Task item: In the data that follows, count the lines in which the word "drop" occurs, and report that figure alone.

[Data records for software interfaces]

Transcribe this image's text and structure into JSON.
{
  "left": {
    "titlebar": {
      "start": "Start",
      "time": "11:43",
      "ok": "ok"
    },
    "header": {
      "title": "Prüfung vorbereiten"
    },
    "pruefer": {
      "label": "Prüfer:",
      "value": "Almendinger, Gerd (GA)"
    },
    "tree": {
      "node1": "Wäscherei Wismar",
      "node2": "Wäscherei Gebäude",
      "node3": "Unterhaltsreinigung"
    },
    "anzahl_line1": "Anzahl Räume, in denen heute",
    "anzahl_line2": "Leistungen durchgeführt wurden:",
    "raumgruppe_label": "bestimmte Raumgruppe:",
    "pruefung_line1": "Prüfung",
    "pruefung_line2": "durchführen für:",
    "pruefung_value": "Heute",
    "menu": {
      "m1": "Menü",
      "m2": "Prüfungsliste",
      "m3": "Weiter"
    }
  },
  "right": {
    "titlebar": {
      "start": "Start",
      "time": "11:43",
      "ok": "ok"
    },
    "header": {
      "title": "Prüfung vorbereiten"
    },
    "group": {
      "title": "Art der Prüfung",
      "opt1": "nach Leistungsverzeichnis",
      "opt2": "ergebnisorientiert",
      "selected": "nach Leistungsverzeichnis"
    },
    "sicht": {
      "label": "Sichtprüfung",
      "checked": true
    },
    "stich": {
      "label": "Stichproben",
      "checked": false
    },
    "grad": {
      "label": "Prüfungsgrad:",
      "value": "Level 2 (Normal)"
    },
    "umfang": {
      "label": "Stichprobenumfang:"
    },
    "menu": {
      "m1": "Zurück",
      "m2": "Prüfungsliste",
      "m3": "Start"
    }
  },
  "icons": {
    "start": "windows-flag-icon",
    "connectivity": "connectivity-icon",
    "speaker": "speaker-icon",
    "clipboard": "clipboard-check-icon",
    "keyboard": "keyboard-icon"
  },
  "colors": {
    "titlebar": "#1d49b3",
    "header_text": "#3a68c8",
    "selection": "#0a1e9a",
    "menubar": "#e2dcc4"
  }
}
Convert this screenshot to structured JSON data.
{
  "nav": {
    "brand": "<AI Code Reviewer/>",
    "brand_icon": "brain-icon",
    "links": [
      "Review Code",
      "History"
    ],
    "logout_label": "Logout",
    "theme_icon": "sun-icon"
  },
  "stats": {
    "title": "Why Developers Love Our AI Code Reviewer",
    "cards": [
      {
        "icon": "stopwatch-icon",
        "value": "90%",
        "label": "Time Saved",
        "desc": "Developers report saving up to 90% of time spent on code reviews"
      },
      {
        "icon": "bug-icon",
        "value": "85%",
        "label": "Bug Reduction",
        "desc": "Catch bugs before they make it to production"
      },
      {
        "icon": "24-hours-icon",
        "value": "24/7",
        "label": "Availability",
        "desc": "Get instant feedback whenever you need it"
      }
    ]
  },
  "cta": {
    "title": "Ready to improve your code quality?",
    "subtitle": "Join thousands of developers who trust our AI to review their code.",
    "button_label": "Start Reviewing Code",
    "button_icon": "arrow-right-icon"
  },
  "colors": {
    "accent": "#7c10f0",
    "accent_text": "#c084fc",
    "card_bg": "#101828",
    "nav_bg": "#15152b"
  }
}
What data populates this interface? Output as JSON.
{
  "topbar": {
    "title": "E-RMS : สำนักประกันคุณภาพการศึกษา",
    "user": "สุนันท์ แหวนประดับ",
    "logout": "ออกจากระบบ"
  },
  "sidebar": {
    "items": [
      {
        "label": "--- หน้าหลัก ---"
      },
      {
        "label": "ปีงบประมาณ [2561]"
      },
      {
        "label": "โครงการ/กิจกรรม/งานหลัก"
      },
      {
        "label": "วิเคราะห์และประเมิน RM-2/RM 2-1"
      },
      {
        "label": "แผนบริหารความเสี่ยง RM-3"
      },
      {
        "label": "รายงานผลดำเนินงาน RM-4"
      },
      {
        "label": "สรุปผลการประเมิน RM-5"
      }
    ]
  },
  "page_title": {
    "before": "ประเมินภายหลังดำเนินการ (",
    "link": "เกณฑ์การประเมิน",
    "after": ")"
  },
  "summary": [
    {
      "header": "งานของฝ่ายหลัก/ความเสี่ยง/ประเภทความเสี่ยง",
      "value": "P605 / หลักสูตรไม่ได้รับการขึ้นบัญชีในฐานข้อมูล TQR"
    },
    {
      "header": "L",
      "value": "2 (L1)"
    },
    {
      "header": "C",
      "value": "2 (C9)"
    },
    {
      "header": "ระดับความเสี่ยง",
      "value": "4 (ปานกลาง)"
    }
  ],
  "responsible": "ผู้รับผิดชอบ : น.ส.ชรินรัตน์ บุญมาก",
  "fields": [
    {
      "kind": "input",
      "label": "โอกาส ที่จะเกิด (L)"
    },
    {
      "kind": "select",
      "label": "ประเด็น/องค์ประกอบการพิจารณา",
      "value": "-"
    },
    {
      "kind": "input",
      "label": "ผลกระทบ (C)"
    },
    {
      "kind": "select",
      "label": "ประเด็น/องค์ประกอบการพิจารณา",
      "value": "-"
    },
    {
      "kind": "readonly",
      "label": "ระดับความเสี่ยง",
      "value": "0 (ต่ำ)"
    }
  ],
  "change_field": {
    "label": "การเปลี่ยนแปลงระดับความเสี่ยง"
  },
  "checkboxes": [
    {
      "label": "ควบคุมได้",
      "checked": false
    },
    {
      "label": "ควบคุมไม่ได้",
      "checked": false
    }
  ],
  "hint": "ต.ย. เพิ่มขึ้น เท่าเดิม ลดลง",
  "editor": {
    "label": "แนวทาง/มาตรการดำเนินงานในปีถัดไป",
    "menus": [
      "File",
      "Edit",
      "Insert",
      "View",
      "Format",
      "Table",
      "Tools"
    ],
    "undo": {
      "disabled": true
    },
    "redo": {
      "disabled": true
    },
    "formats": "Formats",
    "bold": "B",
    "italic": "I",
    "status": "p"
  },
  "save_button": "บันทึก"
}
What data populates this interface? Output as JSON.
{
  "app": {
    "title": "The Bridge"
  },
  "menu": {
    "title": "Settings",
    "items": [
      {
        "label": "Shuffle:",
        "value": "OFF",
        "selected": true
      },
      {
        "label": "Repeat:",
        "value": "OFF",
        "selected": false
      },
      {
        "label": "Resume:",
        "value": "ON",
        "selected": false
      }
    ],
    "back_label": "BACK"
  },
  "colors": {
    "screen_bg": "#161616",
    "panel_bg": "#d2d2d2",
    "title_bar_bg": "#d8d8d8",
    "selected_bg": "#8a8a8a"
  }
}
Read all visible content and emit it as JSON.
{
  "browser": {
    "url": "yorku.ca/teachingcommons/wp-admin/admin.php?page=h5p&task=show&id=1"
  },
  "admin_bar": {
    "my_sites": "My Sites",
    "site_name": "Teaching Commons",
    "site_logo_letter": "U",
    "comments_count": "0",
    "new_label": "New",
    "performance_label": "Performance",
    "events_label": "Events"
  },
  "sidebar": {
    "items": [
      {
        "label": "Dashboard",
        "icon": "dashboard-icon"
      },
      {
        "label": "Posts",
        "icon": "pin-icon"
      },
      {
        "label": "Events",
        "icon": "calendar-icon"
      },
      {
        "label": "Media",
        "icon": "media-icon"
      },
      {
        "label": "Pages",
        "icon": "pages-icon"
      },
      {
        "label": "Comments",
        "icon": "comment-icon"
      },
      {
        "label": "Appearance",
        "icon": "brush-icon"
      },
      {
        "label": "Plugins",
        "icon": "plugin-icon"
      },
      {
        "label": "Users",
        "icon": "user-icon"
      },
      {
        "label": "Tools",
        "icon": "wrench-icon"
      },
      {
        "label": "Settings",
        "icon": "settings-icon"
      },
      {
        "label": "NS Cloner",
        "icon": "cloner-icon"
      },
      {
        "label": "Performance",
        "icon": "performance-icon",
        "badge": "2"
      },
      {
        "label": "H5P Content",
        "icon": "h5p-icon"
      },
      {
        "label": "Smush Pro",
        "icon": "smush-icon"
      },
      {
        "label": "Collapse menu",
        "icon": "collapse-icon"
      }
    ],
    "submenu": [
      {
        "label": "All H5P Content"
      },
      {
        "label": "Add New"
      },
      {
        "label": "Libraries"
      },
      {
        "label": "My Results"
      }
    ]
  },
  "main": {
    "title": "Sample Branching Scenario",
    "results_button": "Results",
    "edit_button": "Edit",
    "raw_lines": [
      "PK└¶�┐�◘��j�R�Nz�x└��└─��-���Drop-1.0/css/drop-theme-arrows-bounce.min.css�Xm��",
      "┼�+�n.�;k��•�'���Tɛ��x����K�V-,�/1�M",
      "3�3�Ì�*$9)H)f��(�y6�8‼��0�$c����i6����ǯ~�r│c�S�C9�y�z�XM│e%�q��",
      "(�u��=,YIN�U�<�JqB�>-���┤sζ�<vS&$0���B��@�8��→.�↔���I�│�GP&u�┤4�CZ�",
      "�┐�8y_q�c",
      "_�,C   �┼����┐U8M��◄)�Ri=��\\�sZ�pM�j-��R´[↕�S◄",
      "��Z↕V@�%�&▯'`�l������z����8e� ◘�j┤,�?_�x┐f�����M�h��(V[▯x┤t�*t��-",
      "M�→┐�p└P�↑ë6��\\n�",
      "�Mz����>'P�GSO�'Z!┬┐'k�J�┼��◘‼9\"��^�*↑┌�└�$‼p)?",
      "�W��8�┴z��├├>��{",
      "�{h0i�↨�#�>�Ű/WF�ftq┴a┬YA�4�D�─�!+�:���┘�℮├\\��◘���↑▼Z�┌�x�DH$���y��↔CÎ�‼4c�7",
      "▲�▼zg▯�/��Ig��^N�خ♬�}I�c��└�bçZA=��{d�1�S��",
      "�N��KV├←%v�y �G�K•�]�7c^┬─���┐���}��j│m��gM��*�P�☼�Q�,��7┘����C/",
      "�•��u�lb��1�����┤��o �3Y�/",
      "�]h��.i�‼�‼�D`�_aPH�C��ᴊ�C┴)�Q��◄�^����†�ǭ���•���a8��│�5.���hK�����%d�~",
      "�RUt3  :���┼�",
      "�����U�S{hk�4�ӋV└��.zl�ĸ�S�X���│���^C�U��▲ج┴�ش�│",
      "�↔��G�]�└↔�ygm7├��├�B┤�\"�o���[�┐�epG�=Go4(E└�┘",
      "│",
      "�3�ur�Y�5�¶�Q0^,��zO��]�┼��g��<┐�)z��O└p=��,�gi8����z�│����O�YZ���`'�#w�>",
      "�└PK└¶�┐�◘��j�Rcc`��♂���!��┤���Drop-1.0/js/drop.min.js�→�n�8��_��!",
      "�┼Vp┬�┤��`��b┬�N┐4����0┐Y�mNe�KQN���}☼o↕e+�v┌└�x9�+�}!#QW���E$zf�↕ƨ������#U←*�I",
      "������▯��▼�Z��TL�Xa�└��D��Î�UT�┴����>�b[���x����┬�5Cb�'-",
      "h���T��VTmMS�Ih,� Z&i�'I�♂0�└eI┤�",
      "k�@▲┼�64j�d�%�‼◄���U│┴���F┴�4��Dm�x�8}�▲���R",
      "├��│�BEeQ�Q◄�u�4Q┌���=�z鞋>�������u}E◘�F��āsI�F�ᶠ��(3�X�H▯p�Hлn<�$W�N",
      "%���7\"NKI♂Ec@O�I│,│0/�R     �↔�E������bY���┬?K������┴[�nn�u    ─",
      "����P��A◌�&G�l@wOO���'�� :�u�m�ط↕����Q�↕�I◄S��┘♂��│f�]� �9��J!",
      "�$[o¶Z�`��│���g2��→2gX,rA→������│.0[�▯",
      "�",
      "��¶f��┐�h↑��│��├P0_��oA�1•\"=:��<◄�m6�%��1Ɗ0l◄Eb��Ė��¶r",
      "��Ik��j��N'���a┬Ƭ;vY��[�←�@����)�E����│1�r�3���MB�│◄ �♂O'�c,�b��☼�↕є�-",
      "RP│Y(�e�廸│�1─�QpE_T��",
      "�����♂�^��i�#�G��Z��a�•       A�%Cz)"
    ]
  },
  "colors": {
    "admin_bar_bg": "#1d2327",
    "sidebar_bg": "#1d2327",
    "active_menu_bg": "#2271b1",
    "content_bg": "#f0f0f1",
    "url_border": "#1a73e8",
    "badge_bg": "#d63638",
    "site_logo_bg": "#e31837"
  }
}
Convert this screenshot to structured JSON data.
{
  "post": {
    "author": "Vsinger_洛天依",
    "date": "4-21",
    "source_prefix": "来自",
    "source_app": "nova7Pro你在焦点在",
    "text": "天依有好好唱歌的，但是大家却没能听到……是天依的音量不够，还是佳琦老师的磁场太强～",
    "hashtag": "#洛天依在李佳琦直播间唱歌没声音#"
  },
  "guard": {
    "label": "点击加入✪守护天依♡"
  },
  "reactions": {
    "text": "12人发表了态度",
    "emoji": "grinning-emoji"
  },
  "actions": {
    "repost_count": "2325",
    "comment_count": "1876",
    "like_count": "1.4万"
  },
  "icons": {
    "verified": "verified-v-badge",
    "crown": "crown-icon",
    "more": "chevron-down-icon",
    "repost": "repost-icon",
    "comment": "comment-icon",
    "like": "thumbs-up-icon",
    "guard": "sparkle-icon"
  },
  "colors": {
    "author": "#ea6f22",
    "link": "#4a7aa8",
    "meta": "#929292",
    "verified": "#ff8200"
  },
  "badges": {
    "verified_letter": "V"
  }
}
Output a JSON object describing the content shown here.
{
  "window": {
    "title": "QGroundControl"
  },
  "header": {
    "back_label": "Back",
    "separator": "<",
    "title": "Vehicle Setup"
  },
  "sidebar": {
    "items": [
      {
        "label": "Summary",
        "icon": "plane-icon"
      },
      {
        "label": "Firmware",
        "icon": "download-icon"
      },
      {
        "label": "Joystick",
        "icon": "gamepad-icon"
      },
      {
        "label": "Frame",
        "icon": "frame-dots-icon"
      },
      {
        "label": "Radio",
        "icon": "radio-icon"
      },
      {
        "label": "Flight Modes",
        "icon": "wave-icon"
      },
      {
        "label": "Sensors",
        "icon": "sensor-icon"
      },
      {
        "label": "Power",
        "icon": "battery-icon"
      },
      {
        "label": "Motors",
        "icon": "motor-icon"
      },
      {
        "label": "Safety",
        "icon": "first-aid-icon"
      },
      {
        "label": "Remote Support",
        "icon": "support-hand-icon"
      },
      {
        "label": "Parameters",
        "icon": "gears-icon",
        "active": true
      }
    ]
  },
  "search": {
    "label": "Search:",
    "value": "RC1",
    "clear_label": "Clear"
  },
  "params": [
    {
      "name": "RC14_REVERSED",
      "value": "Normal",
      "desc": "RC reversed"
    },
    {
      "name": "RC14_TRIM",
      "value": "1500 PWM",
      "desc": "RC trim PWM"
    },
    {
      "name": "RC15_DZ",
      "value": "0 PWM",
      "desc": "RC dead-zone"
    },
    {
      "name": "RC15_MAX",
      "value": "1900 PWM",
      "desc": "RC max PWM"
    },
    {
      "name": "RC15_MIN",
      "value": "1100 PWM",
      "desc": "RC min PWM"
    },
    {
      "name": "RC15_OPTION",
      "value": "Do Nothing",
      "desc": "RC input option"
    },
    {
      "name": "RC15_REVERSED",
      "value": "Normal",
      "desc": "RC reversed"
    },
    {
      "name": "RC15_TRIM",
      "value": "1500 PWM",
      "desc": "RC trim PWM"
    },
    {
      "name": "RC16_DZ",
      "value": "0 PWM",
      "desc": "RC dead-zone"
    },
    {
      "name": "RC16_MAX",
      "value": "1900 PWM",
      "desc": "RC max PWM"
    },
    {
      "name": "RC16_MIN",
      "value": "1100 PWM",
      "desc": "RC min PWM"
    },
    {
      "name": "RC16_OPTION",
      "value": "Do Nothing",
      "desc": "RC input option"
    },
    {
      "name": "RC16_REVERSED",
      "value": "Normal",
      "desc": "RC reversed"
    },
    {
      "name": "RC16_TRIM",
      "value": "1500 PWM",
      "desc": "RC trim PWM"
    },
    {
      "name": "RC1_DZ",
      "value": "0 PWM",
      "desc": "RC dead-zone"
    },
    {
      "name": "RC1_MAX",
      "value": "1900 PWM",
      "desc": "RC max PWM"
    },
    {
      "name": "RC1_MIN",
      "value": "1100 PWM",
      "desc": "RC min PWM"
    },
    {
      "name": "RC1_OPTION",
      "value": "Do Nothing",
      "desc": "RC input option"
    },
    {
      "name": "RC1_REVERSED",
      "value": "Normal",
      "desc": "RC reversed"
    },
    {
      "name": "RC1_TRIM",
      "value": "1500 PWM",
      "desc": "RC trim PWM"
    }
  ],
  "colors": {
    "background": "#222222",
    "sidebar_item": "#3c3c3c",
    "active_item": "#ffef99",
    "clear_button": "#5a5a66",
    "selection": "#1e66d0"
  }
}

Task answer: 2